Although the entries contain pictures, the copy should hold only their exact text.
*** Source data ***
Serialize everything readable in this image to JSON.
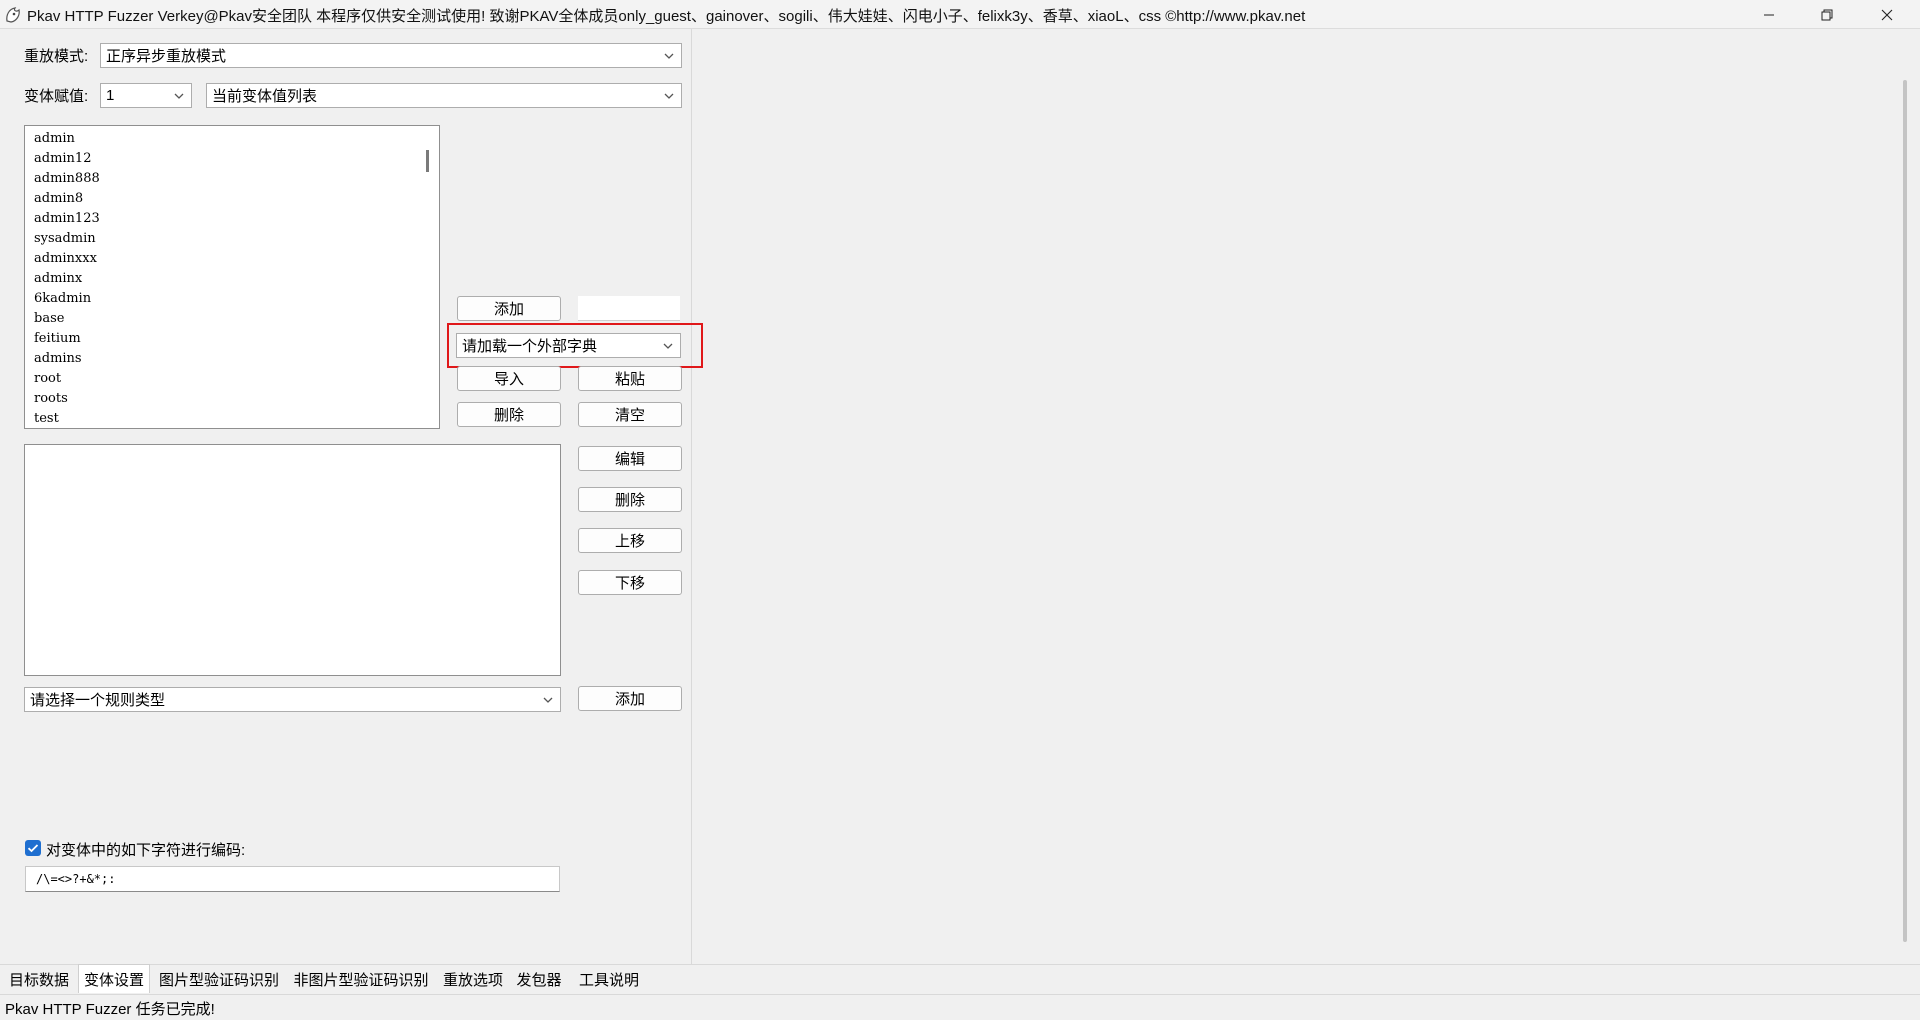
{
  "window": {
    "title": "Pkav HTTP Fuzzer  Verkey@Pkav安全团队  本程序仅供安全测试使用!  致谢PKAV全体成员only_guest、gainover、sogili、伟大娃娃、闪电小子、felixk3y、香草、xiaoL、css  ©http://www.pkav.net",
    "controls": {
      "minimize": "—",
      "restore": "❐",
      "close": "✕"
    }
  },
  "replay": {
    "label": "重放模式:",
    "value": "正序异步重放模式"
  },
  "variant": {
    "label": "变体赋值:",
    "index_value": "1",
    "list_value": "当前变体值列表"
  },
  "values_list": [
    "admin",
    "admin12",
    "admin888",
    "admin8",
    "admin123",
    "sysadmin",
    "adminxxx",
    "adminx",
    "6kadmin",
    "base",
    "feitium",
    "admins",
    "root",
    "roots",
    "test"
  ],
  "value_buttons": {
    "add": "添加",
    "add_input": "",
    "dictionary_select": "请加载一个外部字典",
    "import": "导入",
    "paste": "粘贴",
    "delete": "删除",
    "clear": "清空"
  },
  "rules": {
    "edit": "编辑",
    "delete": "删除",
    "move_up": "上移",
    "move_down": "下移",
    "type_select": "请选择一个规则类型",
    "add": "添加"
  },
  "encoding": {
    "checked": true,
    "label": "对变体中的如下字符进行编码:",
    "chars": "/\\=<>?+&*;:"
  },
  "tabs": [
    {
      "label": "目标数据",
      "active": false
    },
    {
      "label": "变体设置",
      "active": true
    },
    {
      "label": "图片型验证码识别",
      "active": false
    },
    {
      "label": "非图片型验证码识别",
      "active": false
    },
    {
      "label": "重放选项",
      "active": false
    },
    {
      "label": "发包器",
      "active": false
    },
    {
      "label": "工具说明",
      "active": false
    }
  ],
  "status": {
    "text": "Pkav HTTP Fuzzer 任务已完成!"
  },
  "colors": {
    "highlight": "#e0181a",
    "checkbox": "#1f6fd0"
  }
}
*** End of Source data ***
Task solution ::
Serialize everything readable in this image to JSON.
{
  "window": {
    "title": "Pkav HTTP Fuzzer  Verkey@Pkav安全团队  本程序仅供安全测试使用!  致谢PKAV全体成员only_guest、gainover、sogili、伟大娃娃、闪电小子、felixk3y、香草、xiaoL、css  ©http://www.pkav.net",
    "controls": {
      "minimize": "—",
      "restore": "❐",
      "close": "✕"
    }
  },
  "replay": {
    "label": "重放模式:",
    "value": "正序异步重放模式"
  },
  "variant": {
    "label": "变体赋值:",
    "index_value": "1",
    "list_value": "当前变体值列表"
  },
  "values_list": [
    "admin",
    "admin12",
    "admin888",
    "admin8",
    "admin123",
    "sysadmin",
    "adminxxx",
    "adminx",
    "6kadmin",
    "base",
    "feitium",
    "admins",
    "root",
    "roots",
    "test"
  ],
  "value_buttons": {
    "add": "添加",
    "add_input": "",
    "dictionary_select": "请加载一个外部字典",
    "import": "导入",
    "paste": "粘贴",
    "delete": "删除",
    "clear": "清空"
  },
  "rules": {
    "edit": "编辑",
    "delete": "删除",
    "move_up": "上移",
    "move_down": "下移",
    "type_select": "请选择一个规则类型",
    "add": "添加"
  },
  "encoding": {
    "checked": true,
    "label": "对变体中的如下字符进行编码:",
    "chars": "/\\=<>?+&*;:"
  },
  "tabs": [
    {
      "label": "目标数据",
      "active": false
    },
    {
      "label": "变体设置",
      "active": true
    },
    {
      "label": "图片型验证码识别",
      "active": false
    },
    {
      "label": "非图片型验证码识别",
      "active": false
    },
    {
      "label": "重放选项",
      "active": false
    },
    {
      "label": "发包器",
      "active": false
    },
    {
      "label": "工具说明",
      "active": false
    }
  ],
  "status": {
    "text": "Pkav HTTP Fuzzer 任务已完成!"
  },
  "colors": {
    "highlight": "#e0181a",
    "checkbox": "#1f6fd0"
  }
}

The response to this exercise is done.